Saturday, April 29, 2006

Docking with Mir in unlikely places

Alice (via bookslut) brought Daniel Kalder's book Lost Cosmonaut to my attention. It's a romp through the backwoods areas of the already backwoods former Soviet Union, with a great cover.

From the Guardian review:

The tone of Lost Cosmonaut is set on the first page, which consists of an extract from the Shymkent Declarations: the "resolutions passed at the first international congress of Anti-Tourists at the Shymkent Hotel, Shymkent". "As the world has become smaller," the declarations begin, "its wonders have diminished ... Consequently the true unknown frontiers lie elsewhere. In our over-explored world these must of necessity be wastelands, black holes, and grim urban blackspots: all the places which, ordinarily, people choose to avoid." Distancing himself as far as possible from the travel-writing staples of whimsical experiences and quirky locals, Kalder declares that the anti-tourist, among other things, "embraces hunger and hallucinations and shit hotels", "is interested only in hidden histories, in bad art", "scorns the bluster and bravado of the daredevil", and "holds that whatever travel does, it rarely broadens the mind".
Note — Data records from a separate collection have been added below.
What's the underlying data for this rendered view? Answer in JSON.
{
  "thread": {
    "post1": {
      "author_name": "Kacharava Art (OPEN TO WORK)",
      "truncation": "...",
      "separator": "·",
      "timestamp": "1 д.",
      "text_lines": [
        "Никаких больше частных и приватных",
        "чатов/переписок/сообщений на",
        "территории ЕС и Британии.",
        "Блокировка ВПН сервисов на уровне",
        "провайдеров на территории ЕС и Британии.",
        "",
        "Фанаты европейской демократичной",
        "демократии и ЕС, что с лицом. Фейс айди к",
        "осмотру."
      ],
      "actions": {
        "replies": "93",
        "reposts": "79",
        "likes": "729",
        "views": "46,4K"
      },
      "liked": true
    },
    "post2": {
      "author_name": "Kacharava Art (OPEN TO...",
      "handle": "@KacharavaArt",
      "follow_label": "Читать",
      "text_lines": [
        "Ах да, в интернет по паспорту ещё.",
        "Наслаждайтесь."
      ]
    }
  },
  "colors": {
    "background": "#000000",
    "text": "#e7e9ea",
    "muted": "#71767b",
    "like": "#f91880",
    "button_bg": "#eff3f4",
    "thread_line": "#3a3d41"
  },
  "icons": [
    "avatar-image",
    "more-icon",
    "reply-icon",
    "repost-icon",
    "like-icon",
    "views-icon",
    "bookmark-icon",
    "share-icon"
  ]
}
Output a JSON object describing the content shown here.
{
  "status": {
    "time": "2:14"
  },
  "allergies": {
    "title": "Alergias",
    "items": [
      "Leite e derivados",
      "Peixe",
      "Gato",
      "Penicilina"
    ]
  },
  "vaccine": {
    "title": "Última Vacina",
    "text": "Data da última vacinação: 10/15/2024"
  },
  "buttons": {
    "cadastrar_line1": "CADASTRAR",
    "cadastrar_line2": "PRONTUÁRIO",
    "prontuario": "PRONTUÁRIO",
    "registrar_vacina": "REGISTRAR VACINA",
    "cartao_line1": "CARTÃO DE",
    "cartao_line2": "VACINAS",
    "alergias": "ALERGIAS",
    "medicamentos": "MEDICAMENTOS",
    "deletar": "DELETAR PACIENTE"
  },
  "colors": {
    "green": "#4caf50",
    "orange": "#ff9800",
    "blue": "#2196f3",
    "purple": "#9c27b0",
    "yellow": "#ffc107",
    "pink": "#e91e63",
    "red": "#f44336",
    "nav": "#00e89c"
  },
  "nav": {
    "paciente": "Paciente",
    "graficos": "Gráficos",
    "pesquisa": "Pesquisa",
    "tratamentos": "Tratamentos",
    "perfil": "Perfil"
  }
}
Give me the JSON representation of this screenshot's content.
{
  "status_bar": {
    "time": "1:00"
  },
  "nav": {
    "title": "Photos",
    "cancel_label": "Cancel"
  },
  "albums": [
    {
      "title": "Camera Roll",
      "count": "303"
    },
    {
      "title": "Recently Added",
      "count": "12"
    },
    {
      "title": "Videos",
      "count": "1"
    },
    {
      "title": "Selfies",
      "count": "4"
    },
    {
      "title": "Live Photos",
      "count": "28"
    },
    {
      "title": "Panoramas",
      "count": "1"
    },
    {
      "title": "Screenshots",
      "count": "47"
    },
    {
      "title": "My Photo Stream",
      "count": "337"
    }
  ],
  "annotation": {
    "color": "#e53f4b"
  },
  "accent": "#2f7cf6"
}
Kalder then undertakes a haphazard tour of the empty, dreary and practically unheard of - even in Russia - republics of Tatarstan, Kalmykia, Mari El and Udmurtia. Sticking faithfully to the spirit of the declarations, he seeks out all that is dull and decaying, and embarks on a series of obscure quests. These include a search for Mikhail Kalashnikov, inventor of the AK47 and Udmurtia's most famous son, a journey to a city dedicated to chess, and an attempt to remain in his hotel room for the entirety of one leg of his journey on the basis that "I figured no travel writer had ever done it before" (in the event, he lasted about two hours). Cocking a final snook at the traditional travel-writing genre, he also fully embraces the Shymkent Declarations' final item: "The anti-tourist loves truth, but he is also partial to lies. Especially his own." Readers spend a good part of the book trying to work out which of Kalder's bizarre tales are fact, and which are elaborate flights of fancy.
...
This peripatetic period came to an end when he and Joe came across an article about Chess City, a complex dedicated entirely to chess built by Kirsan Ilumzhinov, the head of the World Chess Federation and the President of Kalmykia. "It blew our minds," Kalder explains. "Then I found out Kalmykia itself was just an empty wasteland, and I became fascinated by its nothingness. No one in Russia knew where it was: Joe spent two hours phoning travel agents, and they kept telling him it was in another country. When we did go, we had to tell people we were journalists, because they were just baffled by the idea of people coming to visit. The only way to get there was to fly in this really crappy little plane, that looked like a waiting room for death. And when we got there, physically, it was just this endless, empty land. There was nobody there; nothing. It was an absolute void, which is what we were both looking for."